Thursday, March 20, 2014

MARCH MADNESS - to Teach Mathematics

My knowledge of basketball goes about as far as my one year on the 6th grade basketball team.  But, what I lack in basketball knowledge I hope I can make up with my knowledge of mathematics.  When I filled out my bracket this year (only to please my overly competitive family) I wanted to use mathematics to help me win the coveted prize, a gift card to my dad's favorite restaurant (you can guess who picked out the prize).  I have two purposes to this post.  First, I want to tell you how I used mathematics to fill out my bracket.   Second, I will give some ideas on how to use march madness in your classroom.

Math and my bracket:
The first thing to know is that there are MANY options for the march madness and the chances of 
guessing a totally perfect bracket is pretty much ZERO.  

For the first round there are 2^32 ways of guessing, that would be
4,292,967,296.  This is because there are 32 games and 2 possible outcomes for each game.  Yup, 4 billion ways for the first round to turn out.  The second is less, but still 2^16 is 65,536.  Continuing on, there are 2^8 for the third round, 2^4 for the fourth round, 2^2 for the fifth round, and finally 2 ways for the final round to turn out.

We multiply these numbers together to get the total number of ways the tournament could turn out and we get....a number too big to fit on my calculator.

9.22 x 10^18

So based on WikiAnswers I found the length from the earth to the moon at it's farthest point from the earth.  From this, I discovered that 9.22 x 10^18 paperclips would make it to the moon and back 363,755,010 times. 

That's why my bracket already isn't perfect, as you can tell below.

Asking your students what the probability of having the perfect bracket is could be a great way to get the real world into your classroom.  

You can also ask them to find out how I came up 363,755,010 times to the moon and back.  This is a great way to look at and explore conversion lengths.

To fill out my bracket I decided to use statistics from the past to try to predict the future.  I found statistics on this website:

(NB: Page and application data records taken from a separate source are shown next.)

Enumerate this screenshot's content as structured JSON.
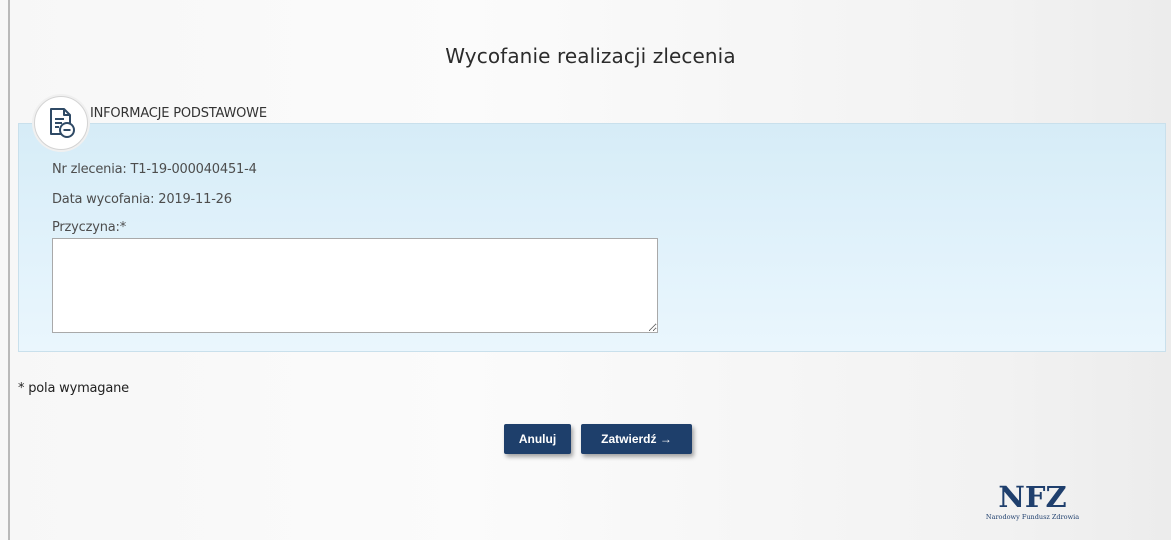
{
  "page": {
    "title": "Wycofanie realizacji zlecenia"
  },
  "section": {
    "header": "INFORMACJE PODSTAWOWE",
    "icon": "document-minus-icon"
  },
  "fields": {
    "order_number_label": "Nr zlecenia: T1-19-000040451-4",
    "withdrawal_date_label": "Data wycofania: 2019-11-26",
    "reason_label": "Przyczyna:*",
    "reason_value": ""
  },
  "footer": {
    "required_note": "* pola wymagane"
  },
  "buttons": {
    "cancel_label": "Anuluj",
    "confirm_label": "Zatwierdź →"
  },
  "logo": {
    "main": "NFZ",
    "sub": "Narodowy Fundusz Zdrowia"
  },
  "colors": {
    "panel_bg": "#dff0fa",
    "button_bg": "#1e3f6b",
    "logo": "#1f3f6d"
  }
}
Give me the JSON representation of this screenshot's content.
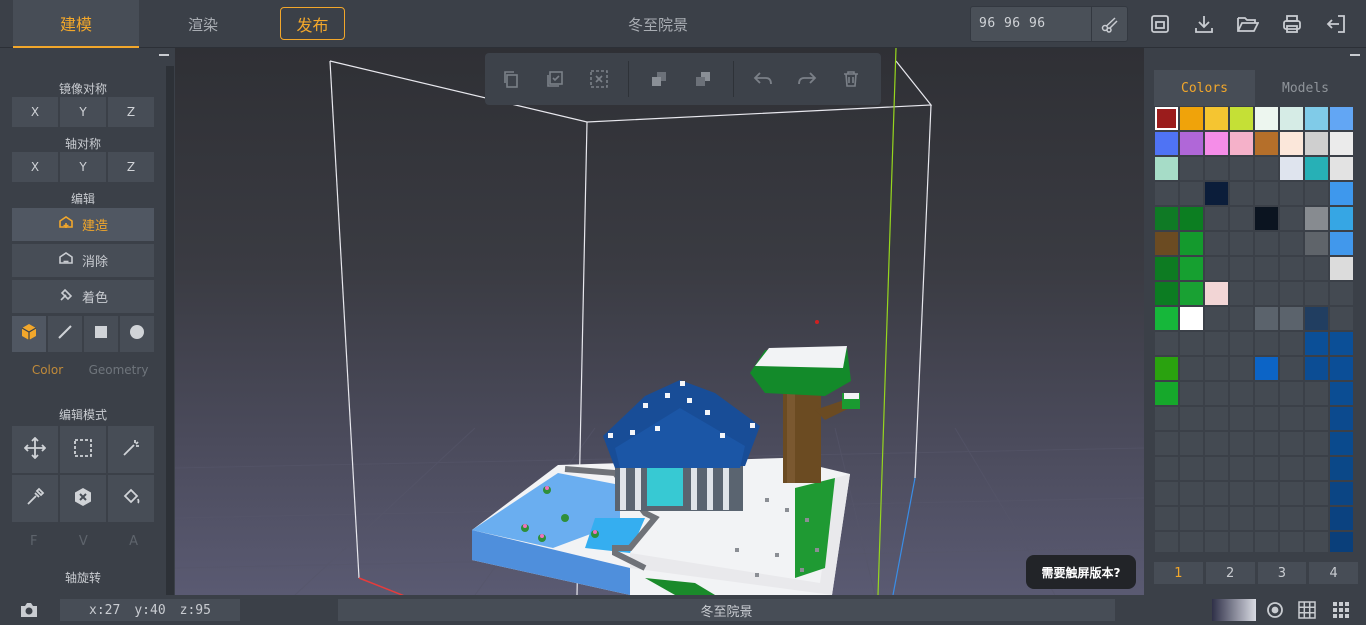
{
  "header": {
    "tabs": [
      {
        "label": "建模",
        "active": true
      },
      {
        "label": "渲染",
        "active": false
      }
    ],
    "publish_label": "发布",
    "title": "冬至院景",
    "size_value": "96 96 96",
    "icons": [
      "scissors-icon",
      "save-icon",
      "download-icon",
      "open-folder-icon",
      "print-icon",
      "exit-icon"
    ]
  },
  "left_panel": {
    "mirror_label": "镜像对称",
    "mirror_axes": [
      "X",
      "Y",
      "Z"
    ],
    "axis_sym_label": "轴对称",
    "axis_sym_axes": [
      "X",
      "Y",
      "Z"
    ],
    "edit_label": "编辑",
    "edit_tools": [
      {
        "label": "建造",
        "icon": "build-icon",
        "active": true
      },
      {
        "label": "消除",
        "icon": "erase-icon",
        "active": false
      },
      {
        "label": "着色",
        "icon": "paint-icon",
        "active": false
      }
    ],
    "mode_tabs": [
      {
        "label": "Color",
        "active": true
      },
      {
        "label": "Geometry",
        "active": false
      }
    ],
    "edit_mode_label": "编辑模式",
    "fva": [
      "F",
      "V",
      "A"
    ],
    "rotate_label": "轴旋转"
  },
  "colors": {
    "accent": "#f2a72b",
    "panel": "#3b4048"
  },
  "right_panel": {
    "tabs": [
      {
        "label": "Colors",
        "active": true
      },
      {
        "label": "Models",
        "active": false
      }
    ],
    "pages": [
      "1",
      "2",
      "3",
      "4"
    ],
    "palette": [
      "#9b1c1c",
      "#f0a30a",
      "#f5c531",
      "#c5e036",
      "#edf6ef",
      "#d6ece6",
      "#80cbe8",
      "#62a6f4",
      "#4f73f4",
      "#b067d8",
      "#f58de8",
      "#f5b1c9",
      "#b56f2a",
      "#fbe7da",
      "#cfcfcf",
      "#ebebeb",
      "#a6dcc7",
      "",
      "",
      "",
      "",
      "#dfe4ee",
      "#27b0b6",
      "#e3e3e3",
      "",
      "",
      "#0b1d3a",
      "",
      "",
      "",
      "",
      "#3e98ed",
      "#0f7a25",
      "#0c7e21",
      "",
      "",
      "#0b1420",
      "",
      "#878b90",
      "#36a6e4",
      "#6b4b22",
      "#149a2d",
      "",
      "",
      "",
      "",
      "#5f646a",
      "#4198ec",
      "#0d7b22",
      "#16a030",
      "",
      "",
      "",
      "",
      "",
      "#dcdcdc",
      "#0c7c22",
      "#19a133",
      "#f2d5d5",
      "",
      "",
      "",
      "",
      "",
      "#16b73a",
      "#ffffff",
      "",
      "",
      "#5b636c",
      "#5b636c",
      "#213e61",
      "",
      "",
      "",
      "",
      "",
      "",
      "",
      "#0b4f97",
      "#0b4f97",
      "#2aa20f",
      "",
      "",
      "",
      "#0c64c6",
      "",
      "#0c4d94",
      "#0b4e97",
      "#16a82b",
      "",
      "",
      "",
      "",
      "",
      "",
      "#0b4d93",
      "",
      "",
      "",
      "",
      "",
      "",
      "",
      "#0c4a8e",
      "",
      "",
      "",
      "",
      "",
      "",
      "",
      "#0a4a8d",
      "",
      "",
      "",
      "",
      "",
      "",
      "",
      "#0b4888",
      "",
      "",
      "",
      "",
      "",
      "",
      "",
      "#0b4584",
      "",
      "",
      "",
      "",
      "",
      "",
      "",
      "#0b4280",
      "",
      "",
      "",
      "",
      "",
      "",
      "",
      "#0a3f7a"
    ]
  },
  "viewport": {
    "toolbar_icons": [
      "copy-icon",
      "select-all-icon",
      "deselect-icon",
      "group-icon",
      "ungroup-icon",
      "undo-icon",
      "redo-icon",
      "delete-icon"
    ],
    "tooltip": "需要触屏版本?"
  },
  "status": {
    "x": "x:27",
    "y": "y:40",
    "z": "z:95",
    "title": "冬至院景"
  }
}
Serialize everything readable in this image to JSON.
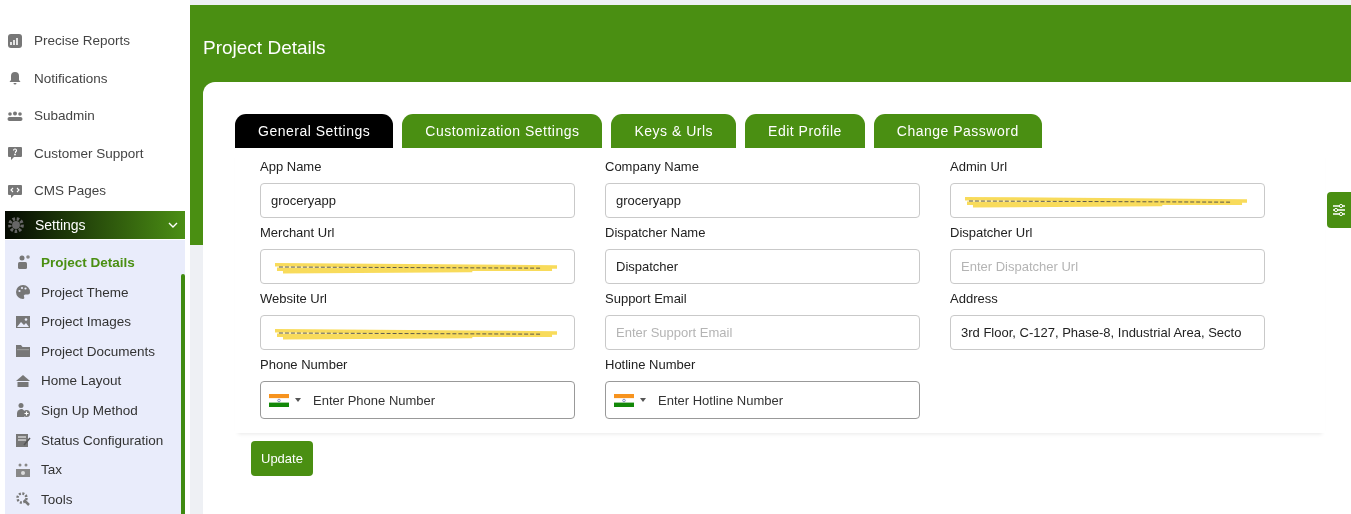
{
  "sidebar": {
    "items": [
      {
        "label": "Precise Reports"
      },
      {
        "label": "Notifications"
      },
      {
        "label": "Subadmin"
      },
      {
        "label": "Customer Support"
      },
      {
        "label": "CMS Pages"
      }
    ],
    "settings": {
      "label": "Settings",
      "expanded": true,
      "children": [
        {
          "label": "Project Details",
          "selected": true
        },
        {
          "label": "Project Theme",
          "selected": false
        },
        {
          "label": "Project Images",
          "selected": false
        },
        {
          "label": "Project Documents",
          "selected": false
        },
        {
          "label": "Home Layout",
          "selected": false
        },
        {
          "label": "Sign Up Method",
          "selected": false
        },
        {
          "label": "Status Configuration",
          "selected": false
        },
        {
          "label": "Tax",
          "selected": false
        },
        {
          "label": "Tools",
          "selected": false
        }
      ]
    }
  },
  "page_title": "Project Details",
  "tabs": [
    {
      "label": "General Settings",
      "selected": true
    },
    {
      "label": "Customization Settings",
      "selected": false
    },
    {
      "label": "Keys & Urls",
      "selected": false
    },
    {
      "label": "Edit Profile",
      "selected": false
    },
    {
      "label": "Change Password",
      "selected": false
    }
  ],
  "fields": [
    {
      "kind": "text",
      "label": "App Name",
      "value": "groceryapp"
    },
    {
      "kind": "text",
      "label": "Company Name",
      "value": "groceryapp"
    },
    {
      "kind": "text",
      "label": "Admin Url",
      "redacted": true
    },
    {
      "kind": "text",
      "label": "Merchant Url",
      "redacted": true
    },
    {
      "kind": "text",
      "label": "Dispatcher Name",
      "value": "Dispatcher"
    },
    {
      "kind": "text",
      "label": "Dispatcher Url",
      "placeholder": "Enter Dispatcher Url"
    },
    {
      "kind": "text",
      "label": "Website Url",
      "redacted": true
    },
    {
      "kind": "text",
      "label": "Support Email",
      "placeholder": "Enter Support Email"
    },
    {
      "kind": "text",
      "label": "Address",
      "value": "3rd Floor, C-127, Phase-8, Industrial Area, Secto"
    },
    {
      "kind": "phone",
      "label": "Phone Number",
      "placeholder": "Enter Phone Number"
    },
    {
      "kind": "phone",
      "label": "Hotline Number",
      "placeholder": "Enter Hotline Number"
    }
  ],
  "update_button": "Update"
}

There is more than one way to apply these statistics.  You could just go by percentages and have the team win who has the higher percentage.  I decided where there was a 70% winning rate for one seed against another to pick about 3/4 of these teams to win and 1/4 of them to loose.  This wouldn't be the statistically perfect way to pick, but I wanted to do something a little different. 

Next, I followed these statistics from the same website as above,

  • "Only once (4% of the time) has all four #1 seeds have made it to the Final Four.
  • Three times (12% of the time) no #1 seeds have made it to the Final Four.
  • 14 times (52% of the time) a #1 seed has won the entire tournament.
  • The lowest seed to win the tournament is a #8 seed.
  • The lowest seed to make it to the Final Four is a #11 seed."
I checked my bracket to see if it followed these statistics too.  Essentially this means that I made all the number 9 seeds win the first round.

Finally, I used these to help pick my final four and championship game.  I used the winning percentages to finalize who would win in the final four.

There are no perfect statistics to use and very few perfect brackets, but you can be a much more informed competitor in your office if you know how to use mathematics.

Good luck and have fun!

1 comment:

  1. Good recap. Only real addition would be to add a few sentences about how you used the things you say you used, or - maybe especially interesting - how you evaluated your bracket to see if it followed the statistics.

    Oter C's +